◆ **Exercise goal**
Of the lines below, report only those that contain "caption".

◆ **Supplied records**
[Start of Attachment]

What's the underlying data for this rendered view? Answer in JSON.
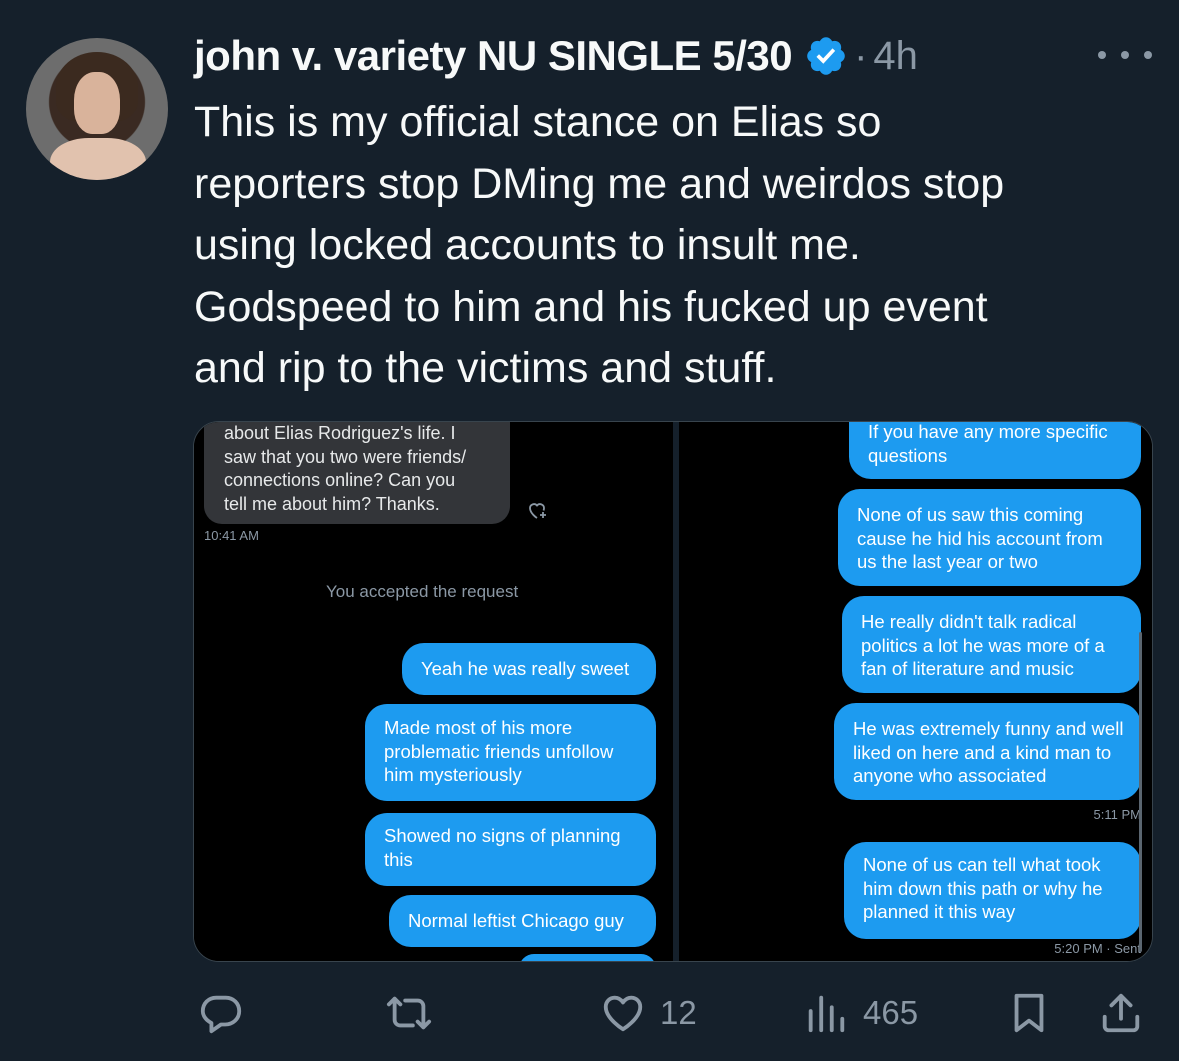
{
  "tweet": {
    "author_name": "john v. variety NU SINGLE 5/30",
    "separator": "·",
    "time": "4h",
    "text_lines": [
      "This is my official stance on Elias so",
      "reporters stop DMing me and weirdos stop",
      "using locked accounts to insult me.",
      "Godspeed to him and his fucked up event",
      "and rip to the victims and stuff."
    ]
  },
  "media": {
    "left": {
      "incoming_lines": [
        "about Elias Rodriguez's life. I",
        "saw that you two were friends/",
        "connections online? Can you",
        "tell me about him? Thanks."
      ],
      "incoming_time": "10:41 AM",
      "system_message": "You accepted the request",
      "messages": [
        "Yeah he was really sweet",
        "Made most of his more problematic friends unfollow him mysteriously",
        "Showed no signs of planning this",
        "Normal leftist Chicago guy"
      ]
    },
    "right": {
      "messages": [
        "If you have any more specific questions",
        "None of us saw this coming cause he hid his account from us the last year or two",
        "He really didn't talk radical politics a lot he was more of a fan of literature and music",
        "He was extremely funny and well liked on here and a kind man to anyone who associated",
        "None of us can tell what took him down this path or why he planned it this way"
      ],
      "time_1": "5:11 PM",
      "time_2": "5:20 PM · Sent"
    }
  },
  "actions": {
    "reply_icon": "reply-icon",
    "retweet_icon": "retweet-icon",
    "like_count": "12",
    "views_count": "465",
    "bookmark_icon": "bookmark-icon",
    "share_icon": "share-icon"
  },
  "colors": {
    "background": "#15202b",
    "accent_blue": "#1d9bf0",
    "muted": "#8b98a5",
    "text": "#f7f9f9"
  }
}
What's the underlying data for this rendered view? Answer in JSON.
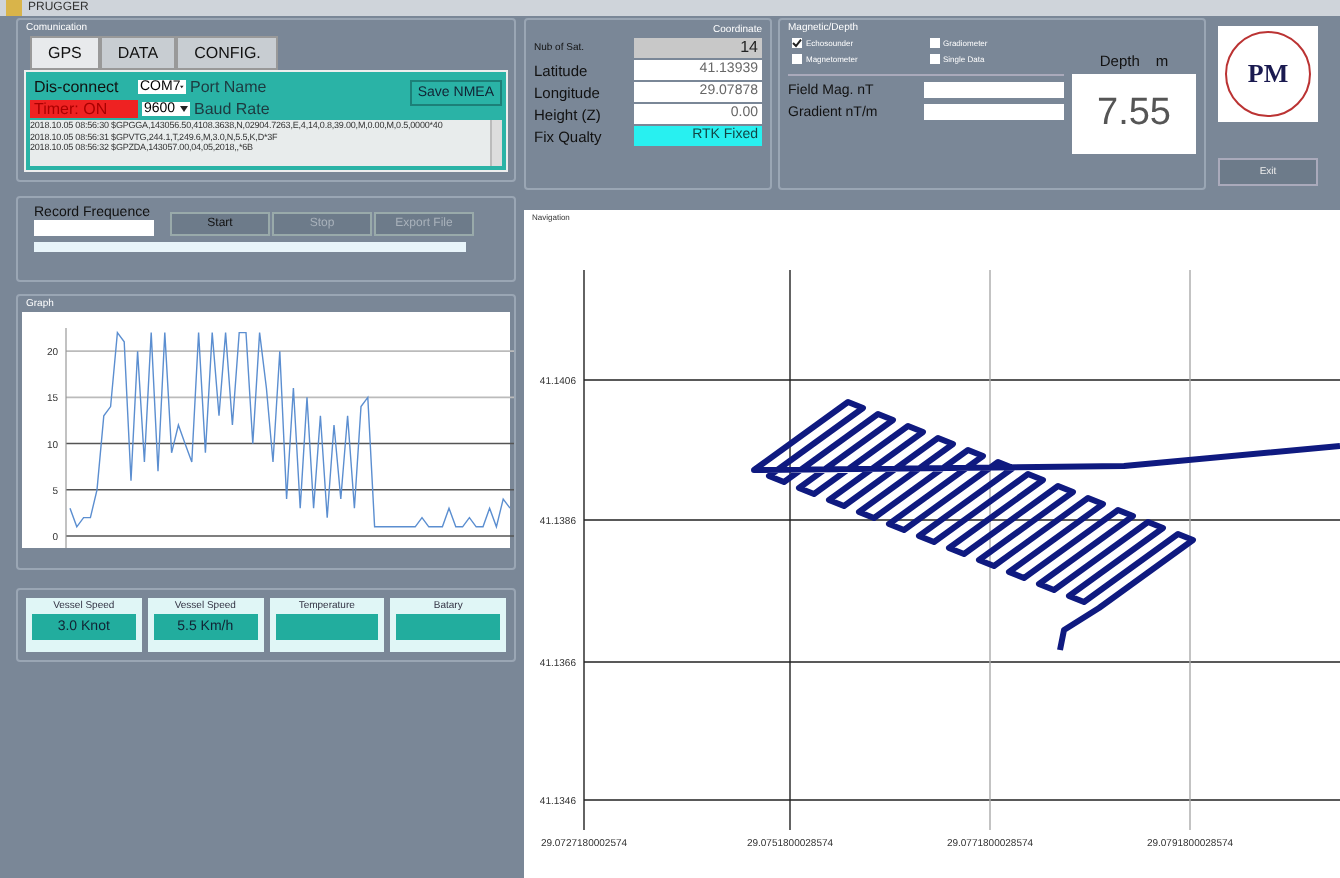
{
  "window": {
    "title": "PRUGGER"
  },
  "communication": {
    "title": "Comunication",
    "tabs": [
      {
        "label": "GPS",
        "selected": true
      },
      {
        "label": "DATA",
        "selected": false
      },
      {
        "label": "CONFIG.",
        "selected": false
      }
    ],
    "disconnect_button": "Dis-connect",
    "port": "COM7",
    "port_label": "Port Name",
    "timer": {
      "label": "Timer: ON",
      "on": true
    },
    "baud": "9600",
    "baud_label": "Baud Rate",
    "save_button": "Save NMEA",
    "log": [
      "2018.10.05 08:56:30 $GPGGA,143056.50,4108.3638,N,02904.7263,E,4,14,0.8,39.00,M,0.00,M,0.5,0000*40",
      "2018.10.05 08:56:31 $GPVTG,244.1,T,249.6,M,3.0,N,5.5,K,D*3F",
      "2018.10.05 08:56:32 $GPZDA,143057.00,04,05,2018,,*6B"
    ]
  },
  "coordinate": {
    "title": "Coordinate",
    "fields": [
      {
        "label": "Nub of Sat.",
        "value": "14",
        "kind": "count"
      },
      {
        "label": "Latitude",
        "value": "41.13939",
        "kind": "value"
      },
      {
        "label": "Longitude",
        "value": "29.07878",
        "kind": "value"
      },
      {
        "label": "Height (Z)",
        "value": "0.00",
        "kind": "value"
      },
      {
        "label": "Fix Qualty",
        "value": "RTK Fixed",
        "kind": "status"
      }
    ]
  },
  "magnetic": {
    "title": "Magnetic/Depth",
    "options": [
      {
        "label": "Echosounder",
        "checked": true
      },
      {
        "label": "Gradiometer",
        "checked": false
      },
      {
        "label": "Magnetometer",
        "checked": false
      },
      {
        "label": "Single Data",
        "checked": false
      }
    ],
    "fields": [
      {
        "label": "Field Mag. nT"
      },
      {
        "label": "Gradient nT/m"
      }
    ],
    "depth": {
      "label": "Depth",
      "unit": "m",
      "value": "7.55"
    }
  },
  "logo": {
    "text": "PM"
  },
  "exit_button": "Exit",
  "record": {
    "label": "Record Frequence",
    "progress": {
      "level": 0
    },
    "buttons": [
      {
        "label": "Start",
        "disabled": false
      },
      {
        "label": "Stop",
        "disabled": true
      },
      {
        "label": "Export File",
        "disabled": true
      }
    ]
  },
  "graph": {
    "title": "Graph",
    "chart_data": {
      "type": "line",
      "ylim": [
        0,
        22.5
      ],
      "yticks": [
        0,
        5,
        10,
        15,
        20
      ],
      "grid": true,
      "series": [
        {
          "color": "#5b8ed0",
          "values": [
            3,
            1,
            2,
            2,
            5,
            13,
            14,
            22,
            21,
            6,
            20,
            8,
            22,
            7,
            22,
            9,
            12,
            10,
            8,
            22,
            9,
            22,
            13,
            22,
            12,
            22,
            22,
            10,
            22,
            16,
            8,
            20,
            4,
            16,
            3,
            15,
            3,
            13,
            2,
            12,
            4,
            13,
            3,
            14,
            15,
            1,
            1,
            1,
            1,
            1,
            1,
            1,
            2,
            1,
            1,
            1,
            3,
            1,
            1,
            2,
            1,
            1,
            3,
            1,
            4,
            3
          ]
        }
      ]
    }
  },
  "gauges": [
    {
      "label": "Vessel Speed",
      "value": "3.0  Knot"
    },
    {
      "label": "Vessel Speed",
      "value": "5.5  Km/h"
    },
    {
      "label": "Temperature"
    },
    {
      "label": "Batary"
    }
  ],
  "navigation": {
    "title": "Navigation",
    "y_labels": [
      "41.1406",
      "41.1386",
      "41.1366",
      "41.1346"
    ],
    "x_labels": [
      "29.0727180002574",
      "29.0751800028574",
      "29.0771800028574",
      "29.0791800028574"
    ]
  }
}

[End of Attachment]
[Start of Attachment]

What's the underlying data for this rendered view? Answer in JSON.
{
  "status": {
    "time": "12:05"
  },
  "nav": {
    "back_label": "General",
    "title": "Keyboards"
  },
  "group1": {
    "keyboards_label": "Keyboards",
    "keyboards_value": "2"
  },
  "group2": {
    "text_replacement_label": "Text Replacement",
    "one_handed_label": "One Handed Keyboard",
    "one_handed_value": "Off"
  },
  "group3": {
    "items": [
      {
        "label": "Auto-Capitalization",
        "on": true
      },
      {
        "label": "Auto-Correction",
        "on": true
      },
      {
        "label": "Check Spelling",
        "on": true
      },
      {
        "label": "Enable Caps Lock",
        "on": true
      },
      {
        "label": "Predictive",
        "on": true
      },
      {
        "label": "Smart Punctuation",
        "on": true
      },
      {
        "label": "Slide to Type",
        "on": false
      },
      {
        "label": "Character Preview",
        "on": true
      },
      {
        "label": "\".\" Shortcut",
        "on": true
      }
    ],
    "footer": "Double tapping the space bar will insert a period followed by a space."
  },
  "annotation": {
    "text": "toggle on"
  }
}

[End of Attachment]
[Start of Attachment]

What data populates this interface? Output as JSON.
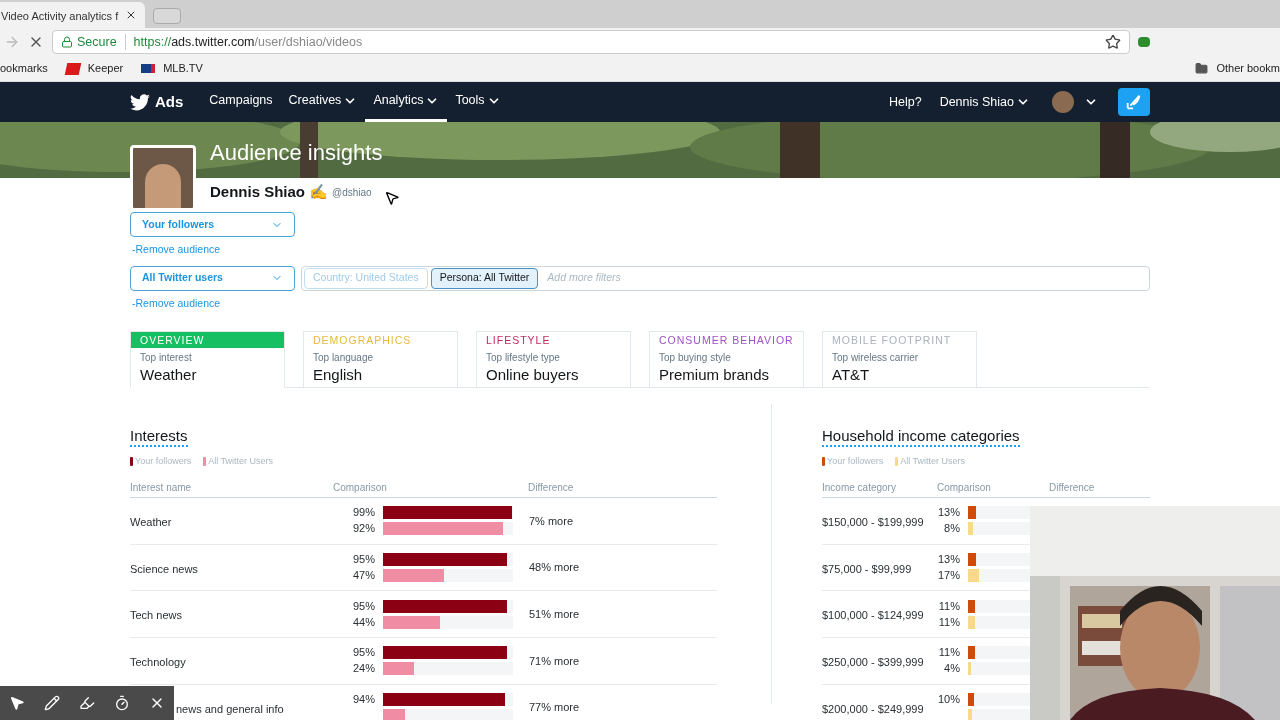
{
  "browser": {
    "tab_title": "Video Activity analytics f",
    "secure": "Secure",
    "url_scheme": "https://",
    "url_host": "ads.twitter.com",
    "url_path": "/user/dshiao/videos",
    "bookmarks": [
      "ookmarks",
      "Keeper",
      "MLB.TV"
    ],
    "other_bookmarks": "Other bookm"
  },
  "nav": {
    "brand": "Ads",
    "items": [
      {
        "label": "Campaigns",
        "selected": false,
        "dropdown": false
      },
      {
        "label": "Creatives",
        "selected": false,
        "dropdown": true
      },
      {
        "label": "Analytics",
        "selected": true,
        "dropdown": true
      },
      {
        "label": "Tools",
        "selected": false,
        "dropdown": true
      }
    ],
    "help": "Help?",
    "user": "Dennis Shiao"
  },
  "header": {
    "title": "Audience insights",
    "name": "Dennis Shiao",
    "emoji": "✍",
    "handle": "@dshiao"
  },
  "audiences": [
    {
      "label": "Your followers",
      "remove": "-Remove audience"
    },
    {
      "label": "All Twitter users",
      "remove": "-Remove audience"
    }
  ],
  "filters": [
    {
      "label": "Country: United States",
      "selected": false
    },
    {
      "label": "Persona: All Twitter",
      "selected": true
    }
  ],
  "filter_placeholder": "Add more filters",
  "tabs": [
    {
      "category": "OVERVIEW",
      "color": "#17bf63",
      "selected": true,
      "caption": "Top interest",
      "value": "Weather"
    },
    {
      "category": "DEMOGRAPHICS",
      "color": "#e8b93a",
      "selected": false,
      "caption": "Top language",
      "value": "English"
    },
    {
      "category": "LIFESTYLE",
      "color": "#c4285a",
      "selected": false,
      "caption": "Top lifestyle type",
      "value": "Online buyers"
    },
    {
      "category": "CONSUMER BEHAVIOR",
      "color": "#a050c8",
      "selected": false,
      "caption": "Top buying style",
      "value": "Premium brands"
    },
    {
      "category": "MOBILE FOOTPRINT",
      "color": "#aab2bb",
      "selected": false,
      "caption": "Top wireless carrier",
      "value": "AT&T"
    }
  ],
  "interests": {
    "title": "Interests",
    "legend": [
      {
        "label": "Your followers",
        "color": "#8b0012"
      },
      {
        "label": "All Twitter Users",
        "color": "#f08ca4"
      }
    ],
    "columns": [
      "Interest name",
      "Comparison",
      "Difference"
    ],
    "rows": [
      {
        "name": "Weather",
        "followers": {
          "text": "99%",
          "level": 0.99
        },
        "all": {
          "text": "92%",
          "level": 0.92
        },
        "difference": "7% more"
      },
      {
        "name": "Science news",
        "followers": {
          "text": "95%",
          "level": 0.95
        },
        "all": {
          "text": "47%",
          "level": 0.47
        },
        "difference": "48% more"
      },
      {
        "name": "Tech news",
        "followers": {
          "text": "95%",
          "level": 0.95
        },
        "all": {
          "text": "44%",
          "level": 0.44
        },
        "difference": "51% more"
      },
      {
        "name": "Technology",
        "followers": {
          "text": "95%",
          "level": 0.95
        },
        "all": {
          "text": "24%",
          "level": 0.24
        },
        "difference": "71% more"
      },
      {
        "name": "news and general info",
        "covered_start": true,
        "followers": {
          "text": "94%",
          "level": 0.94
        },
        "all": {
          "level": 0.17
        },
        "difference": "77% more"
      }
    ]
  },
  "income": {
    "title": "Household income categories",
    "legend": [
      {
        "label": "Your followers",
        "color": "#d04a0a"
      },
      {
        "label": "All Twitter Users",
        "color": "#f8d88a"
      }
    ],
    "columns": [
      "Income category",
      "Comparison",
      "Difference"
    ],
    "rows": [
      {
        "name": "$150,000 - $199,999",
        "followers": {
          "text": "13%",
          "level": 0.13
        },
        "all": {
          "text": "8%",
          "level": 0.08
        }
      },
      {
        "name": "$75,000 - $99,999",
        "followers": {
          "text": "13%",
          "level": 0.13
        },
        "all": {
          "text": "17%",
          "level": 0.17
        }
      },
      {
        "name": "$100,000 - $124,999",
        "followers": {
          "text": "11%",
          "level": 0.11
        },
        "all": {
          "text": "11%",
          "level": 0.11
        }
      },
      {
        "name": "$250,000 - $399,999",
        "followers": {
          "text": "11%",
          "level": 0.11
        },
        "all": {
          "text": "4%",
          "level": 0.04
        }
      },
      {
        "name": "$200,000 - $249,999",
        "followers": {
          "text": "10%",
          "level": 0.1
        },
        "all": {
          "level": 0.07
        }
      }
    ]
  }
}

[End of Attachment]

◆ **Answer to this problem**
      "caption": "Top interest",
      "caption": "Top language",
      "caption": "Top lifestyle type",
      "caption": "Top buying style",
      "caption": "Top wireless carrier",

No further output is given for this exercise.